__HOW TO COMPLETE THIS TASK__
Search the entries for the string "content" and give the number of lines that hold it, nothing more.

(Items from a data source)
---------------

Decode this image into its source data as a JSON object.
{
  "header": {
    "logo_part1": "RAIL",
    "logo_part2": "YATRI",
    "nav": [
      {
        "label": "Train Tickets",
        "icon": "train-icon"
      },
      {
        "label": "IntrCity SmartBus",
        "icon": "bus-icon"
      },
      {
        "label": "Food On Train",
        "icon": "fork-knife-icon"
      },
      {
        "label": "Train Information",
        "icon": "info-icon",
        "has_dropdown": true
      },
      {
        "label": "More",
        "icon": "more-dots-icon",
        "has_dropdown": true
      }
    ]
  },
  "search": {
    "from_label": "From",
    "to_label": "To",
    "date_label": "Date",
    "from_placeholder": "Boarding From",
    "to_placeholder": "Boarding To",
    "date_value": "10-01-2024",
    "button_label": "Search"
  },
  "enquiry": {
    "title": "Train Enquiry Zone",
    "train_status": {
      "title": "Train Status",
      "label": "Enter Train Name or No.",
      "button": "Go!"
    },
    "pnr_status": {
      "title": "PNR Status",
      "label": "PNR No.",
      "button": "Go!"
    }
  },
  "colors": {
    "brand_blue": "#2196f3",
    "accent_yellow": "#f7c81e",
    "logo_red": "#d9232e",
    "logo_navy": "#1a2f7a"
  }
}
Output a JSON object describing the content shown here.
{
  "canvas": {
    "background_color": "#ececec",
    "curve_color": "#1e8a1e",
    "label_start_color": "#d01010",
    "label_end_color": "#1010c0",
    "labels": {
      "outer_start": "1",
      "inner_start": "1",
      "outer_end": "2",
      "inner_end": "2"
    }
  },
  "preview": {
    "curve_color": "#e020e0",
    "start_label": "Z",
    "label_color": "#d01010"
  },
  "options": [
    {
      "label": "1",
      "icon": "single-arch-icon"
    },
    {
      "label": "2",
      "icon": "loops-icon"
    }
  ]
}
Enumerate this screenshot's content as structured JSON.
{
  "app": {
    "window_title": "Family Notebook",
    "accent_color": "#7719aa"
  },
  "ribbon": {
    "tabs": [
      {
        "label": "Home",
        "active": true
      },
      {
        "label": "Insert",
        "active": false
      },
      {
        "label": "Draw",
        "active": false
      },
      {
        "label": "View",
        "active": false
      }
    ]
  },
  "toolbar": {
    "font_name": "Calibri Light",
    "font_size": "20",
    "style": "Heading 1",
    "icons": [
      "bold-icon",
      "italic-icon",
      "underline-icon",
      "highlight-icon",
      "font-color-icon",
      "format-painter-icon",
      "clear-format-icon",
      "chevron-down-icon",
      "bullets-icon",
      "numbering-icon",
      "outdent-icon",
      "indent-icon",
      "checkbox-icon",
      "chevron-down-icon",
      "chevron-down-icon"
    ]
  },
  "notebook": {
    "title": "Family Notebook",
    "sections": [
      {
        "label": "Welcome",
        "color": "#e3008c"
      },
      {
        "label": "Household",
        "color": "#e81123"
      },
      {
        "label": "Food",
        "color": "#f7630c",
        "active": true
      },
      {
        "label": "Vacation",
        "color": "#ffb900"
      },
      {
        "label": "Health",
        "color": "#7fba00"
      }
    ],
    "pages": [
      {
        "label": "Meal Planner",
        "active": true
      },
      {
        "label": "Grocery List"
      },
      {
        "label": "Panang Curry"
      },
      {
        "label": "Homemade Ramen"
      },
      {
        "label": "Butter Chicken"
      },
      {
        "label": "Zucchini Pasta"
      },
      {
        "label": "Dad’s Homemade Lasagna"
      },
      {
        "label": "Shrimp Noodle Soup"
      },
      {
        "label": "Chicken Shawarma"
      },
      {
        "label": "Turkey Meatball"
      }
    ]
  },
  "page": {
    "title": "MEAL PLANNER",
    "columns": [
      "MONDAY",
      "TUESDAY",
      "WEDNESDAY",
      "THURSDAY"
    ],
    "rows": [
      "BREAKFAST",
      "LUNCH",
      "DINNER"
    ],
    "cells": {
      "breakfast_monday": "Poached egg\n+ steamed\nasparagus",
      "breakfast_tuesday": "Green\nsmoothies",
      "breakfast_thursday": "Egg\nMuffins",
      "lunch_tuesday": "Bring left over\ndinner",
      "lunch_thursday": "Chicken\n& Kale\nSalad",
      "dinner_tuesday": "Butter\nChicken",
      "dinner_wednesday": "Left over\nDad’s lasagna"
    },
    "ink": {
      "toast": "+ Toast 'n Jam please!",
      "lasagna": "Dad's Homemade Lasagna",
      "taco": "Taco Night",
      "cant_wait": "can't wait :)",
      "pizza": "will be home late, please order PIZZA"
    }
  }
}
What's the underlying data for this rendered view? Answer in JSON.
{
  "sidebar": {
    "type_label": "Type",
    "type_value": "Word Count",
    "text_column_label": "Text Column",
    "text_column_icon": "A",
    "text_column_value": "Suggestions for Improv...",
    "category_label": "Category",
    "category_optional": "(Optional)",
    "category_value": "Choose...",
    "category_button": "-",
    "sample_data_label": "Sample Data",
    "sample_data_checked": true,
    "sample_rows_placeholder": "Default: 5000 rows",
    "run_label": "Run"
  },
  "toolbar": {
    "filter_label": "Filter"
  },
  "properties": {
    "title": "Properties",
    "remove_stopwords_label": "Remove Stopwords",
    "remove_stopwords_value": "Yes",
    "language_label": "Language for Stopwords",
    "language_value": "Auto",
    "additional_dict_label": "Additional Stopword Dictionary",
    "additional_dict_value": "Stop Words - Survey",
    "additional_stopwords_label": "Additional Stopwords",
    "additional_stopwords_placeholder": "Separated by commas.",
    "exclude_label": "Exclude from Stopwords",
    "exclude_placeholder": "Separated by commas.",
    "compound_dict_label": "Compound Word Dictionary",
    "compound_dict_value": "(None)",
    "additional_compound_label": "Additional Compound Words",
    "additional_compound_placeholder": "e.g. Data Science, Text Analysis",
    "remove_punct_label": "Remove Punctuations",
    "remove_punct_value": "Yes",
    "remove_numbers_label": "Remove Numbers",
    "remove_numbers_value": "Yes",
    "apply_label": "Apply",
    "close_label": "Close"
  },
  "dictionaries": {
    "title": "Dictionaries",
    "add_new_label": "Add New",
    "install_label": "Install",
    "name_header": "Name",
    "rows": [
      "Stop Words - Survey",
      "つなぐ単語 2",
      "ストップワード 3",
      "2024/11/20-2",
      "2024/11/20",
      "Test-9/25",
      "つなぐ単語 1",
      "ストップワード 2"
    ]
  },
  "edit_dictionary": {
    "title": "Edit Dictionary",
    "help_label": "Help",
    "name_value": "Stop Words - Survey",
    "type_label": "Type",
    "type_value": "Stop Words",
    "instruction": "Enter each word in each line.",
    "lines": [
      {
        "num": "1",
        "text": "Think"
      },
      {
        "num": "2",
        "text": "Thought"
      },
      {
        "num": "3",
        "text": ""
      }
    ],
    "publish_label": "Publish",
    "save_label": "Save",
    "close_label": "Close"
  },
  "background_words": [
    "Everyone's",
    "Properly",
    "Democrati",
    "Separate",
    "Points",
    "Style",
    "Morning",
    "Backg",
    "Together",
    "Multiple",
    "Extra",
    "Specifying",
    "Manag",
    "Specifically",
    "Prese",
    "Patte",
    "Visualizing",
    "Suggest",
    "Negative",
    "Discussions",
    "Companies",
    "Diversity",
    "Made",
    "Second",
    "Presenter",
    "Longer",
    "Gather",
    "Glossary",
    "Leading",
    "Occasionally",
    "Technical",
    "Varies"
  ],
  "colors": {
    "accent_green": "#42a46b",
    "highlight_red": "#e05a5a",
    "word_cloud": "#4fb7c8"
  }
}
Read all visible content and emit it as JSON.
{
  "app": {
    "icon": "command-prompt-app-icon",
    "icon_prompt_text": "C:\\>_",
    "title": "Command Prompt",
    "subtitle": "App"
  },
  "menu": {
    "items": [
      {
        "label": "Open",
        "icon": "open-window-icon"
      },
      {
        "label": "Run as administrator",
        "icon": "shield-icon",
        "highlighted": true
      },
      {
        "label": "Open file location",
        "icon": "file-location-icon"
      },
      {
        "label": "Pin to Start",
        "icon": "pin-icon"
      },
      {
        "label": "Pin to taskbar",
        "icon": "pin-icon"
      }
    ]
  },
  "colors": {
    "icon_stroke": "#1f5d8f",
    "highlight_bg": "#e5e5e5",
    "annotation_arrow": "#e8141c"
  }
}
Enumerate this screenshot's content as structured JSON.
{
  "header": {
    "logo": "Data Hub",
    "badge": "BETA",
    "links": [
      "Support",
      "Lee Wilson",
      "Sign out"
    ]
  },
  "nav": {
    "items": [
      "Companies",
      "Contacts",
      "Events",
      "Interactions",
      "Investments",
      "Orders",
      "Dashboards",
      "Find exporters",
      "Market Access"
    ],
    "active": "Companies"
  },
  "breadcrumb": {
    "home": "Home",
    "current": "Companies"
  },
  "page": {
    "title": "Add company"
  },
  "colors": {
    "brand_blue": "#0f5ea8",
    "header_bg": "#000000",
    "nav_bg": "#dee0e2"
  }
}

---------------

__ANSWER TO THIS PROBLEM__
4